Skip to main content
  1. News
  2. Politics
  3. Independent

US national debt now tops 12.1 trillion

WASHINGTON - The numbers are becoming too large to really understand, these days, as the US National Debt has now topped 12.1 Trillion dollars and is growing rapidly.  Some even larger numbers should also be considered, however.  The largest number being total US unfunded liabilities.  This is everything the government has promised, and does not have the money to carry out, which includes Social Security and Medicare.  This number is now topping 106.6 Trillion dollars.  So, when someone says medicare and social security are bankrupt, its true, the money is simply not there to sustain them.  In order to give the reader a way to try and understand these figures, here is an example.  If the government put a 100% tax on the profit of all 500 of the "Fortune 500" companies, it would take 145 years to pay off the current national debt, and that doesn't include interest which grows at a rate of about 500 million dollars per day.

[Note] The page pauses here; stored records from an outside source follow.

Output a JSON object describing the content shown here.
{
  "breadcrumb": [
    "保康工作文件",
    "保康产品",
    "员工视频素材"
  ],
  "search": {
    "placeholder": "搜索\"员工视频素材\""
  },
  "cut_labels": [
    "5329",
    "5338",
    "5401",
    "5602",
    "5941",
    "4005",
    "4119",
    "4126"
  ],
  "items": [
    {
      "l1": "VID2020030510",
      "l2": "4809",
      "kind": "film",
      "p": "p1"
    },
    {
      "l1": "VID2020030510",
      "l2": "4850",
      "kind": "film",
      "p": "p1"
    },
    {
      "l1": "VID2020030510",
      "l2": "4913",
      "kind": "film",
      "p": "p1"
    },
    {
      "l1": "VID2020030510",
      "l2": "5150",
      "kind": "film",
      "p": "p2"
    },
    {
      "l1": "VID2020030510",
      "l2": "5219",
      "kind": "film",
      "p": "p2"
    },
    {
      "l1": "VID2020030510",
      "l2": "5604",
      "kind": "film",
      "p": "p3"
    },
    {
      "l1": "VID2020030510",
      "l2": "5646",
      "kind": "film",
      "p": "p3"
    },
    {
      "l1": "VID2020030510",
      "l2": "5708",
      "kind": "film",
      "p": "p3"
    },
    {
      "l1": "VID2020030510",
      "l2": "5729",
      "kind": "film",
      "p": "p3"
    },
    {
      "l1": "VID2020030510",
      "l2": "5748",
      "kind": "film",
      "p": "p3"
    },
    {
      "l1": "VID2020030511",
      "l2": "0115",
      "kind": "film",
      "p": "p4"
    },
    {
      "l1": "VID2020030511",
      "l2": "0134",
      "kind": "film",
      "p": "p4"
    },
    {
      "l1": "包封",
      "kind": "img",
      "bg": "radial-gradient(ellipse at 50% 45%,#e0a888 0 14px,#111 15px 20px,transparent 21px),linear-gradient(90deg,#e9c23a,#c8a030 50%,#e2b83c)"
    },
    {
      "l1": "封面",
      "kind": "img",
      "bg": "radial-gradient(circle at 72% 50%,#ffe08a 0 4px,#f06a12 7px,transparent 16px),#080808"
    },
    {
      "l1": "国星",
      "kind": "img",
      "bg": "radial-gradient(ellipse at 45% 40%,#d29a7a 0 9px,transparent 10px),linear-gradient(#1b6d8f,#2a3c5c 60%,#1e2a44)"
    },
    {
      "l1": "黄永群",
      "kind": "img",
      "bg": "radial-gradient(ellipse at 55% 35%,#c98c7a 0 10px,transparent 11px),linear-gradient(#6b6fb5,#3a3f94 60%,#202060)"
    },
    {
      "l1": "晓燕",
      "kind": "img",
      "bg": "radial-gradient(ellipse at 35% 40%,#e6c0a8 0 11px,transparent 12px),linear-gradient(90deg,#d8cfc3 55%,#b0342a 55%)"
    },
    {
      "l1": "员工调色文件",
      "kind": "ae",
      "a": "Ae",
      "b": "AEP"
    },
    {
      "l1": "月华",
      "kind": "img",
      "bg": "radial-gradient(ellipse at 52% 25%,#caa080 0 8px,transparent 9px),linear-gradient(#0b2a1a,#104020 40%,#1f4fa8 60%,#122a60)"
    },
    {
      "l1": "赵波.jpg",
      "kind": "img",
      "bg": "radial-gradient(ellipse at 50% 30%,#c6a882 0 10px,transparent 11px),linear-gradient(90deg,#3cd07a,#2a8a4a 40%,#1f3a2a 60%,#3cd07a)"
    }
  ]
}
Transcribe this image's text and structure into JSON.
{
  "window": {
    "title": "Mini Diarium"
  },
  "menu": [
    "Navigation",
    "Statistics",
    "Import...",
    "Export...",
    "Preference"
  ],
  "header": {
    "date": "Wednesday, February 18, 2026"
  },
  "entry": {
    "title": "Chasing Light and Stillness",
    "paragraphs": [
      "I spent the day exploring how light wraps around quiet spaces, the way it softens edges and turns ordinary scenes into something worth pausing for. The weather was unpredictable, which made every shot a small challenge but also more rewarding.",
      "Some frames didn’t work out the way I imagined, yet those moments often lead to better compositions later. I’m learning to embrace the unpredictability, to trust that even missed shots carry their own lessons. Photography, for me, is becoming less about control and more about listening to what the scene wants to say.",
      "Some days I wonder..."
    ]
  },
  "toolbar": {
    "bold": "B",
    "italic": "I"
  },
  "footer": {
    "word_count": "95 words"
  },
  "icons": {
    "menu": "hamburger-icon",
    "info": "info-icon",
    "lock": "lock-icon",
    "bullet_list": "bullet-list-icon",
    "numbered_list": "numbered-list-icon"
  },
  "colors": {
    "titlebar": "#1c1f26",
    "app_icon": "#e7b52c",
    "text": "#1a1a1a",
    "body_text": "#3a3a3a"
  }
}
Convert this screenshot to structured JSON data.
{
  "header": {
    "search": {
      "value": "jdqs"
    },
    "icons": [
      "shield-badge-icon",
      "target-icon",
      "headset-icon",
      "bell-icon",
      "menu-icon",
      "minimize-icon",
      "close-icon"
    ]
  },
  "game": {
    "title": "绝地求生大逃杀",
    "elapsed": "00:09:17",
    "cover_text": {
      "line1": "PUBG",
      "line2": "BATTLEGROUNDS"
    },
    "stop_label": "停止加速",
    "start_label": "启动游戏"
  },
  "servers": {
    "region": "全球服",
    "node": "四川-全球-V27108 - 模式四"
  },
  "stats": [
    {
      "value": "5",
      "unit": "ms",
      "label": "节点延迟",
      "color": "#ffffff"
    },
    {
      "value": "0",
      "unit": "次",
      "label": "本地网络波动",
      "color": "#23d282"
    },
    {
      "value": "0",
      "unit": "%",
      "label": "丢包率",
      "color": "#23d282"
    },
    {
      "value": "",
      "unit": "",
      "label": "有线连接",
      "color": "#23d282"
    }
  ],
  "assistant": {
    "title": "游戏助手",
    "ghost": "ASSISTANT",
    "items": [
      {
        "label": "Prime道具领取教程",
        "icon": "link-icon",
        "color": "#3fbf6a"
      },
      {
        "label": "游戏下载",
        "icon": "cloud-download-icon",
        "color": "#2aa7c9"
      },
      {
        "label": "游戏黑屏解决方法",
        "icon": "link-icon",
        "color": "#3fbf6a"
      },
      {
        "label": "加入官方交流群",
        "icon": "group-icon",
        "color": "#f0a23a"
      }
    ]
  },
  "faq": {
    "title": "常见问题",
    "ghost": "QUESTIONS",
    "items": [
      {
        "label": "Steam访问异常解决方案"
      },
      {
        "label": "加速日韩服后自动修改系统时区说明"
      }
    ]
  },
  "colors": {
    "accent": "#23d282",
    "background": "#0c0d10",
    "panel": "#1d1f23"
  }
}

Still, despite this massive and growing mountain of debt, President Obama's Administration as well as those in congress continue to look at new ways of spending.  Such as a more than 1 trillion dollar health care bill that Americans do not want, and an 800 billion dollar climate bill known as "Cap and Trade" that Americans also do not want.  TARP funds when repaid to the government were supposed to be designated to pay down some of this debt, but in stead are being spent to "create or save jobs".  Isn't that what the $787 Billion stimulus package was for?  They've only spent about 35% of the stimulus package, yet there is already talk and rumors of another massive stimulus bill. 

Meanwhile, rather than work toward a balanced budget and accountability, congress is now raising the debt limit by another 1.8 Trillion dollars, to roughly $15 Trillion.  This unsustainability will only be worsened when the federal intrest rate rises, which is inevitable to avoid massive inflation.

For more information please visit the US National Debt Clock.

Comments

Advertisement